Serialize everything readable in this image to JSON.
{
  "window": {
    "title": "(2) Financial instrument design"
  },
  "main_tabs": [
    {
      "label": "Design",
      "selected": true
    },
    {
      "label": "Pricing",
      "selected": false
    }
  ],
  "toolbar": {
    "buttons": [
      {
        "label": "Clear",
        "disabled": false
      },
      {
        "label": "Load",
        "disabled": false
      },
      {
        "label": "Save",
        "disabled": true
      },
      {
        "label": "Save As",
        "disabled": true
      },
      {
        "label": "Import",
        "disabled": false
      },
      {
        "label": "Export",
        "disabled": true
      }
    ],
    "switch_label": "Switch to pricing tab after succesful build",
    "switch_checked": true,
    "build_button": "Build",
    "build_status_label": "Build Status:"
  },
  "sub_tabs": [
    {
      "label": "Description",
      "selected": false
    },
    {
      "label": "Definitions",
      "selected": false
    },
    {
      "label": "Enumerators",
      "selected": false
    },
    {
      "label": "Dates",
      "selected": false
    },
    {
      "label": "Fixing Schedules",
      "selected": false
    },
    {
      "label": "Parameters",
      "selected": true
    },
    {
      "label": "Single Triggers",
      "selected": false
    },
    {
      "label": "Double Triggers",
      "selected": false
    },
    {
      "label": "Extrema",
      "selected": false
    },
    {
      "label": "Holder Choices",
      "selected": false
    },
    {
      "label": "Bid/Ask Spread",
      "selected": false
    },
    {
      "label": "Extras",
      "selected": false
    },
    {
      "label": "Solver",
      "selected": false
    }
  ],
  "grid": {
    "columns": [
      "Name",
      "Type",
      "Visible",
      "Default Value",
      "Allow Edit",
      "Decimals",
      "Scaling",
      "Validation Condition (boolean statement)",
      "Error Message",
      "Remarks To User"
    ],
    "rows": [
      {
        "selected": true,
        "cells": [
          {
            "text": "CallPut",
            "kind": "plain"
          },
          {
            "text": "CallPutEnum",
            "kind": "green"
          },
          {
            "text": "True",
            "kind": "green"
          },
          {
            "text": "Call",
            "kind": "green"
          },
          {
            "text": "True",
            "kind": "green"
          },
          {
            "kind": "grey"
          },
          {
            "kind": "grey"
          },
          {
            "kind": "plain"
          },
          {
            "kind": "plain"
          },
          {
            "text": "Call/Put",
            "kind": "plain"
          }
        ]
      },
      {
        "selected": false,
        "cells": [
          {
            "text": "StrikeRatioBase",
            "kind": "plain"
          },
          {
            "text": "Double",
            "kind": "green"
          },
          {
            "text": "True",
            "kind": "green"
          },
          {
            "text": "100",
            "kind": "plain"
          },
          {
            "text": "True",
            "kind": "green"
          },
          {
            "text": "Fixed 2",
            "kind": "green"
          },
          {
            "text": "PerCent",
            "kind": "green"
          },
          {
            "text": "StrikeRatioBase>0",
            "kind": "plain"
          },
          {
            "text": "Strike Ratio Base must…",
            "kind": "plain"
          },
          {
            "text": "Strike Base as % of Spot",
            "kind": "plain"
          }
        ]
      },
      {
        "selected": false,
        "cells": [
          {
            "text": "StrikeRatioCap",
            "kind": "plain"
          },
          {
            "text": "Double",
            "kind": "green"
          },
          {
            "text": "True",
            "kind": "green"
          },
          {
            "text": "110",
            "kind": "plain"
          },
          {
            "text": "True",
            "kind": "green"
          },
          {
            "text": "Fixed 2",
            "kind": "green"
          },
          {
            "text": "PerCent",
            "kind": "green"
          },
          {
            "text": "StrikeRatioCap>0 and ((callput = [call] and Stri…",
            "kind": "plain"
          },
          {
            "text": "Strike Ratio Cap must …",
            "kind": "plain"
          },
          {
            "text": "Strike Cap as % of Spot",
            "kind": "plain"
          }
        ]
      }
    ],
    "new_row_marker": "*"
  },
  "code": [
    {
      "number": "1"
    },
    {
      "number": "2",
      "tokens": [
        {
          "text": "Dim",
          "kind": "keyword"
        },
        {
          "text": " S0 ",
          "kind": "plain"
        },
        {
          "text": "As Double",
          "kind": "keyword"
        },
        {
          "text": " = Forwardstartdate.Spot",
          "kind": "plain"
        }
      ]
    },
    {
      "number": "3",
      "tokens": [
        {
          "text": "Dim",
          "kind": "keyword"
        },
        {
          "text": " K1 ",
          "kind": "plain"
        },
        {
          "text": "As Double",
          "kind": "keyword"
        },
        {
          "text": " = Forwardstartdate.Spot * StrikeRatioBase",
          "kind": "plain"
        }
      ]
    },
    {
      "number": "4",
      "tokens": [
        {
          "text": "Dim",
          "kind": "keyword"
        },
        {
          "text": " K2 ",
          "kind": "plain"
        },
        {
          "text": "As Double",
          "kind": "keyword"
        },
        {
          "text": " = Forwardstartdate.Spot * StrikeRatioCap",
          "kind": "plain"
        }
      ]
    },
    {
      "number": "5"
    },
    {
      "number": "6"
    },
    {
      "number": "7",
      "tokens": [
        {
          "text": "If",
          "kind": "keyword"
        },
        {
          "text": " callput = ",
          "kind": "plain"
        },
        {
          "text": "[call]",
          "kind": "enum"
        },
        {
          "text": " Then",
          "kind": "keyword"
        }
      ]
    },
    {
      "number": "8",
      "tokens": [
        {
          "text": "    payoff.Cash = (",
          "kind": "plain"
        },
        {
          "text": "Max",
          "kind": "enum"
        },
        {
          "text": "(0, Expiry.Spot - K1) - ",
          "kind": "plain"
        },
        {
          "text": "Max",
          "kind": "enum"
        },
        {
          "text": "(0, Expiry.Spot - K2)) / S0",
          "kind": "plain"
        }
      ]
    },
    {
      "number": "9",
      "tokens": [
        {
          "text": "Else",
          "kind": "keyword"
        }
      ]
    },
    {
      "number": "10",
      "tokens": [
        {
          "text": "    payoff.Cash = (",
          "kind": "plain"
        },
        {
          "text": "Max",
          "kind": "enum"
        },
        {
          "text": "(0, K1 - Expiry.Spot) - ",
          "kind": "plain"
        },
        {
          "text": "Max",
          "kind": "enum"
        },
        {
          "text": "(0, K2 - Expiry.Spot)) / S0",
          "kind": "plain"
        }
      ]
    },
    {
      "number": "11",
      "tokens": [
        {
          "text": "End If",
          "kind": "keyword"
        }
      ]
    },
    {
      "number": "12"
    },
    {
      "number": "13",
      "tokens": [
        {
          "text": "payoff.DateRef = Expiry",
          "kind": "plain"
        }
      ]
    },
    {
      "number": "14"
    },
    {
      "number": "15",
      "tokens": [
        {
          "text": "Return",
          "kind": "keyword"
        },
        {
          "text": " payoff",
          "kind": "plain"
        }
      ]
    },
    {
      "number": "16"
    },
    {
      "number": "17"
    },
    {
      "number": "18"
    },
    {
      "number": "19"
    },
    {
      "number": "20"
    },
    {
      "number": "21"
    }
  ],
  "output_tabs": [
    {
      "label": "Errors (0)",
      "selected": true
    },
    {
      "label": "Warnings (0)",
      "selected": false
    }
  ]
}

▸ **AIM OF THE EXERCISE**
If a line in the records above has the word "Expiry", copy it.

▸ **SOLUTION TO THE PROBLEM**
          "text": "(0, Expiry.Spot - K1) - ",
          "text": "(0, Expiry.Spot - K2)) / S0",
          "text": "(0, K1 - Expiry.Spot) - ",
          "text": "(0, K2 - Expiry.Spot)) / S0",
          "text": "payoff.DateRef = Expiry",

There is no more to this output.